The Nipigon Historical Museum Archives
The Fenwich "Papers"
The News-Chronicle, August 27, 1938 Page 4
The Lakehead Cities- Port Arthur, Fort William, Westfort - Scheiber, Nipigon
To the theory that the Norsemen were the first Europeans to reach the continent of America and that they came down from the north into the central areas of Canada by way of Hudson Bay, is added another , which is that White Indians of the west shore of James Bay are actually descendants of the original Norsemen.
The thought has been advanced by J.W. Curran in his paper, the Sault Ste. Marie Daily Star, and given publicity elsewhere, has received some credence. Mr. Curran bases his theory in part on the word "Mistogoche," described as the Cree word for White Men and which, by its use in the language, would indicate the coming at some time in history of the white Norsemen.
Mr. Curran argues that Cree Indians in conversation with Champlain referred to white men as "wooden boat men", and that the Cree word for white men, which had been in use for a long time, spread southward among many tribes. The Swampy Crees of Hudson's Bay had another word for white men which meant "he is blown on shore", suggesting that some of the earlier arrivals were wrecked. Mr. Curran also mentions a Norse inscription found on a stone in Minnesota and an iron sword, iron axe and a shield handle of Norse workmanship, believed to be eight or nine hundred years old, reported to have been found in a gravel bed of a mining claim near Beardmore. This has been the subject of considerable controversy in Port Arthur where statements have been made throwing doubts on the bona fides of the discovery.
Mr. Curran quotes a Cree Indian as saying that there is a tribe of white-skinned Indians with fair hair and gray eyes living on the west shores of James Bay, north of the Albany River, and speaking Cree but no English.
Interesting as is the Soo editor's theory it does not receive support from a Port Arthur man who has made a study of the James Bay Indians and who has had the advantage of residence among them for a period of several years. That man is George Finlay, a public accountant, native of Scotland who for six and one half years subsequent to 1920 served the Hudson's Bay Company in the James Bay area.
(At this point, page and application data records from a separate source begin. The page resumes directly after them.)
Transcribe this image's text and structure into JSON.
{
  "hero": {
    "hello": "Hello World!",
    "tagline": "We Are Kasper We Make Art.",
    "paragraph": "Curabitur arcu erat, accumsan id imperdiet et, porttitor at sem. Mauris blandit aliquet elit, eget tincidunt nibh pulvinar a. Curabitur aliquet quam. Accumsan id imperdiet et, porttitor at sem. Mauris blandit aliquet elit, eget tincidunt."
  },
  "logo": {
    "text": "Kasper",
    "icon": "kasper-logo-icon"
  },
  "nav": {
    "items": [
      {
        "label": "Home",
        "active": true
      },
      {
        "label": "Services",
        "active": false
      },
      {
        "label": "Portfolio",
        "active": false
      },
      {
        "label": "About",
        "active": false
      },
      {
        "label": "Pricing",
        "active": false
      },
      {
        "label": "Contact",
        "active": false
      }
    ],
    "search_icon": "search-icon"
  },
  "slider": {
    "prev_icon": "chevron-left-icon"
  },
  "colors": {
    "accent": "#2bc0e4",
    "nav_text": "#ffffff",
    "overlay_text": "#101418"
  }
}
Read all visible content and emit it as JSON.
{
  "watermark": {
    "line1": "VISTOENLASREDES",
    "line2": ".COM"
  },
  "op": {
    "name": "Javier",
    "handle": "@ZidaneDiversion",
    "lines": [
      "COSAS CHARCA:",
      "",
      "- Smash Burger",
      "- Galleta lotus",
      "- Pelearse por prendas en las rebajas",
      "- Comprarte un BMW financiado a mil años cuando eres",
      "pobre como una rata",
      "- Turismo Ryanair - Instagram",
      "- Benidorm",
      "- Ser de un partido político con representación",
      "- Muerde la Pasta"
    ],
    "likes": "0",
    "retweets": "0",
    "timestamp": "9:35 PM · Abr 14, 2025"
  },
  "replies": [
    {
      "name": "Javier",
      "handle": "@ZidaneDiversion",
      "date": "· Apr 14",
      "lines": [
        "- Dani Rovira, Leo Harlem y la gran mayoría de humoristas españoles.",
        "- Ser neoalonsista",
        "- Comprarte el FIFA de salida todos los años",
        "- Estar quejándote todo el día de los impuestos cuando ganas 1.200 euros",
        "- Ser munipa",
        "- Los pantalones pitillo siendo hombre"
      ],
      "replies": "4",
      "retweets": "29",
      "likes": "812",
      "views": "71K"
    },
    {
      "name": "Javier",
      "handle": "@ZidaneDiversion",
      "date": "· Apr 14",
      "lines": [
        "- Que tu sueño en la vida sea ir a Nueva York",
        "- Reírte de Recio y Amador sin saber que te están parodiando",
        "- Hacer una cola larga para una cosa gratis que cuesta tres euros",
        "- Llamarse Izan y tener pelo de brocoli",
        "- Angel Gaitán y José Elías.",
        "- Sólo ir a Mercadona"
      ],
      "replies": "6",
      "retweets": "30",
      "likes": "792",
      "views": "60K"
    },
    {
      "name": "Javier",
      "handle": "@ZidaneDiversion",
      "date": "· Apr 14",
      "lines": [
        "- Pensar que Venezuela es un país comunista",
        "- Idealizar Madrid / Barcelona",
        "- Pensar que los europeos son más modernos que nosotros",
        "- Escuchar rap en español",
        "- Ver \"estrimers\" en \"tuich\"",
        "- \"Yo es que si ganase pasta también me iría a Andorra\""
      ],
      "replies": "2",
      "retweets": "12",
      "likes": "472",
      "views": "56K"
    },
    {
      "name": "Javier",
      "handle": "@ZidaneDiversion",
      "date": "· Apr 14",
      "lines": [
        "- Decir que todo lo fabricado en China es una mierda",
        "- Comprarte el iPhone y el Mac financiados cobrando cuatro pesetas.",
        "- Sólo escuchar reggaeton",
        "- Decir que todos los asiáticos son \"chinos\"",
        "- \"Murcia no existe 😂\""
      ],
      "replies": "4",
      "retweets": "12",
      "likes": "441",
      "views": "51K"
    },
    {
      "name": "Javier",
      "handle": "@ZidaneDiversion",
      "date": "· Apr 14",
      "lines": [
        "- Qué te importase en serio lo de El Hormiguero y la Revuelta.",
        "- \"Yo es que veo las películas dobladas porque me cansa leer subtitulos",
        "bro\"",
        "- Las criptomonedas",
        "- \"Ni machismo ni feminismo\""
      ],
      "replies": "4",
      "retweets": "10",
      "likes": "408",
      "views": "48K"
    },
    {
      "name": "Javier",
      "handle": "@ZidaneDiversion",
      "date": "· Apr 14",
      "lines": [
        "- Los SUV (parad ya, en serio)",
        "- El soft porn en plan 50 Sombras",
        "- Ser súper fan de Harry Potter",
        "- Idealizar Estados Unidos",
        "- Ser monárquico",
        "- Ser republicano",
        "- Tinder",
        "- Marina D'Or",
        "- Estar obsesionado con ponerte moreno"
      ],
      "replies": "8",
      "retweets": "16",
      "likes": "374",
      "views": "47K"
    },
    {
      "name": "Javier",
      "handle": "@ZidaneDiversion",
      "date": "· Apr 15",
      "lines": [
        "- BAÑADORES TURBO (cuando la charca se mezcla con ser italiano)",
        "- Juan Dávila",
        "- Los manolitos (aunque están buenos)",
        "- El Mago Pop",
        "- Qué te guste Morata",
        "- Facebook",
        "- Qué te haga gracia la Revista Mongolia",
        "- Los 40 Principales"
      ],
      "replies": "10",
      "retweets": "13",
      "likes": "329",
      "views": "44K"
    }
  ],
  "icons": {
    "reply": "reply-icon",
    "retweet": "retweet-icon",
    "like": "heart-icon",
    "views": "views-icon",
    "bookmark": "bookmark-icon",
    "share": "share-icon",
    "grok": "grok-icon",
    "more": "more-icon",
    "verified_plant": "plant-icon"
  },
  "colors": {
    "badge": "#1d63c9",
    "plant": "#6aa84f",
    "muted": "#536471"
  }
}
Mr. Finlay covered the entire west shore territory of James Bay and claims to have known practically every man, woman and child in that area. He tells the News-Chronicle that he never saw or heard of a "White Indian." Mixed blood was apparent in a number of the families but Mr. Finlay, studying the matter of origin for his own satisfaction, came to the conclusion that all this could be attributed to the coming of Hudson Bay men or to the modern day traders. At Moose Factory he had access to old marriage certificates which showed the union of Hudson Bay employees with native women and this, Mr. Finlay believes, along with the further circumstances of traders coming into the territory, explains the appearance of a lighter colour in some of the population. He states he never saw any evidence of any kind, relics or anything else, to indicate the presence in pre-1492 history of Norsemen or other white men. Moreover, Mr. Finlay says the word "Mistogoche" is the Ojibway word for White Men and that the Cree word is "Wi - mistogoche."
In confirmation of his theory regarding the influence of white men on the Indain population, Mr. Finlay points out that previous to coming to this continent he spent three summers in the Orkney Islands, to the north of Great Britain. Residents of these islands were favoured by the Hudson Bay Company as employees and it was the custom to take them on at Stromness, the last port of call for ships trading into Hudson Bay for the Gentlemen Adventurers. Geographical location and the roving habits of the Norsemen suggest that there may have been an early Norse influence on the Orkneys.